We live in a time when global warming alarms are so frequent that they are no longer counted. Last year was the hottest ever and the decade just ended the warmer one ever recorded.
The tenth edition of World Green Building Week, from 21 to 26 of September, will put the spotlight on climate change. #Action and #ActOnClimate the official hashtag, for what will be a week of explicit calls for action to deal with the global warming emergency.
Picture taken during 240 consecutive days of fires in Australia. An estimated 12.6 million hectares of forest land and over one billion animals lost
#ActOnClimate, where to start?
It was discussed extensively during the last WGBW edition, but progress has not lived up to the urgency of the problem: the construction sector, the largest in economic terms, continues to be also the most onerous in terms of resources and environmental impact.
The “demand” for buildings in the world continues to be very high, consuming 40% of total primary energy, 40% of raw materials and 13% of drinking water. In addition, 39% of global CO2 emissions come from this sector.
Buildings, therefore, as a major resource waste and source of air poisoning, and their decarbonisation is crucial in resolving the climate crisis.
In Milan smog is “home-made”, boilers and pellets pollute more than traffic
#Action, acting is good for everyone
The need for a bio-compatible environment has been recognised by all organisations worldwide. The vision of an “alternative” to reflect on, while advancing in the wake of indifference, is no longer contemplated.
Only ten years ago, IPCC scientists defined a series of tipping points for global warming, i.e. points of no return beyond which profound and irreversible changes with cascading effects on the entire Earth’s ecosystem would be triggered. To date, nine have already been reached.
A concrete and global response is needed to implement an accelerated transition to a new climate-friendly economy, capable of creating and supporting a resilient, sustainable and healthy environment.

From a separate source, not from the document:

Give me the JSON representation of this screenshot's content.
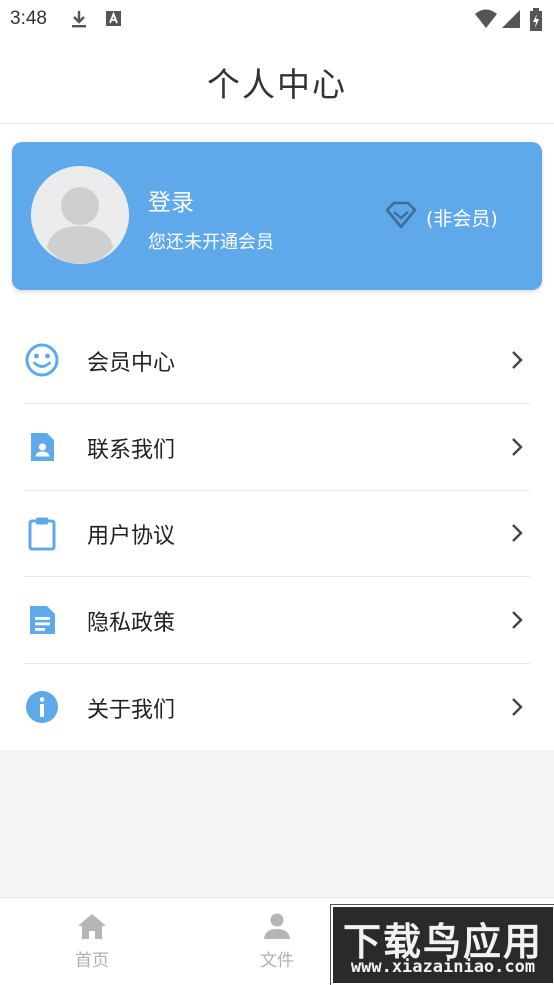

Castello di Doragno, energy recovery and redevelopment project. As well as not polluting, the building produces the energy needed to cover its consumption

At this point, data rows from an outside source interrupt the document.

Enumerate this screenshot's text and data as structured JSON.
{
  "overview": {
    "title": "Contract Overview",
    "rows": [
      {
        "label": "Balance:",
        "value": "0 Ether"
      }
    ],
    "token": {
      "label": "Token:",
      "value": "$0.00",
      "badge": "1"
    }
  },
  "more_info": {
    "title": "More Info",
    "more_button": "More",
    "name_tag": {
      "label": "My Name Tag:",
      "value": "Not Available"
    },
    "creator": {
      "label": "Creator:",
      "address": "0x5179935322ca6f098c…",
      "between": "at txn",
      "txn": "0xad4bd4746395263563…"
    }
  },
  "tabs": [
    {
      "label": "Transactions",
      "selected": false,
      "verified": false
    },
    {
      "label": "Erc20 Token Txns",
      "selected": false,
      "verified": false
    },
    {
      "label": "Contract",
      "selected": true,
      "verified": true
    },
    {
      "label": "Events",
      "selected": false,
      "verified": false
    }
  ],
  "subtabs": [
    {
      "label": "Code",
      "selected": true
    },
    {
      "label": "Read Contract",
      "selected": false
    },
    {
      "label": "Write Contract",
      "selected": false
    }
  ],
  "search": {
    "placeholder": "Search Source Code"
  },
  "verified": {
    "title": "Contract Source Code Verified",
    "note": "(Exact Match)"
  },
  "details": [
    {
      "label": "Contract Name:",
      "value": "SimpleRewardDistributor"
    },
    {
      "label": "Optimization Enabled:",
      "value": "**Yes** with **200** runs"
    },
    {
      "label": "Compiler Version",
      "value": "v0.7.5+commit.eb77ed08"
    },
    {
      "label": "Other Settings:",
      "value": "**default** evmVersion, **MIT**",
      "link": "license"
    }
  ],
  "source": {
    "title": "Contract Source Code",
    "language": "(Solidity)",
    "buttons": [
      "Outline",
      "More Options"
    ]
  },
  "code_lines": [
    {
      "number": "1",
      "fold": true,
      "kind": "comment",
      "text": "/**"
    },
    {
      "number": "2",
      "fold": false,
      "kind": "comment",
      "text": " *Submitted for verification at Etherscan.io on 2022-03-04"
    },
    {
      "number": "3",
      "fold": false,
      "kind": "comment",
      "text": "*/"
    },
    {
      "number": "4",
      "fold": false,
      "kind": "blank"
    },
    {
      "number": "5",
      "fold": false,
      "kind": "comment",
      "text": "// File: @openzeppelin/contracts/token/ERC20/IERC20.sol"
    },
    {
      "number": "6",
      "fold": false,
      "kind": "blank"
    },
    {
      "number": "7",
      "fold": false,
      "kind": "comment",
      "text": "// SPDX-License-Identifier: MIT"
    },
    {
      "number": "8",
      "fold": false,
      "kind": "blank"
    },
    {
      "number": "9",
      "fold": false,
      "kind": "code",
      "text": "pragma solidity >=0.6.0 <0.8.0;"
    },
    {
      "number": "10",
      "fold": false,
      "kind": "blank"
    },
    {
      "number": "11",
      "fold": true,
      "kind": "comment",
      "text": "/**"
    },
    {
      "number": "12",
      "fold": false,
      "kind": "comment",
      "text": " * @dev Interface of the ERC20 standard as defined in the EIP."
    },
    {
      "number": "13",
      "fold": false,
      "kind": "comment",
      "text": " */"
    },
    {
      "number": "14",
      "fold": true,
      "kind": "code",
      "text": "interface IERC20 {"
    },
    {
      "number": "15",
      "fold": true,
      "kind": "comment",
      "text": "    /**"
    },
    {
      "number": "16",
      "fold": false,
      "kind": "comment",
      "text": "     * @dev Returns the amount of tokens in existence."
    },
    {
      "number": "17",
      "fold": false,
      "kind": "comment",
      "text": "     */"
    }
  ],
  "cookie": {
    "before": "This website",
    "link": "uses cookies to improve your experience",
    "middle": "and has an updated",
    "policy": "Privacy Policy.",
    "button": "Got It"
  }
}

Clima, from emergency to opportunity
Reducing the effects of climate change, according to studies, is indeed a challenge, but one with extraordinary potential for growth and development.
Effective management of the problem would have a huge impact on the economy, with concrete benefits calculated by the Global Commission on the New Climate Economy and published in a study entitled “Unlocking the Inclusive Growth Story of the 21st Century”.
The benefits of the Low Carbon Economy
The Report identifies 5 key areas for action: energy, cities, food and land use, water and industry. Stronger climate action in these systems could lead to the creation of 65 million new jobs and $26 trillion in economic benefits.
An effective policy against climate change would also significantly improve people’s health, drastically reducing the number of premature victims (now over 700,000) of air pollution.
In conclusion, opportunities are such only if they are taken up. Knowing that climate change is anthropogenic, i.e. of human origin, makes us all architects of the imminent future. Our ideas and choices, today more than ever, are important.
The World Green Building Council, of which Nesite is a member, invites everyone to take part in the initiative by sharing a message or a photo to associate with #ActOnClimate, or by addressing the institutions with a letter. All the indications to make your contribution are contained in this guide.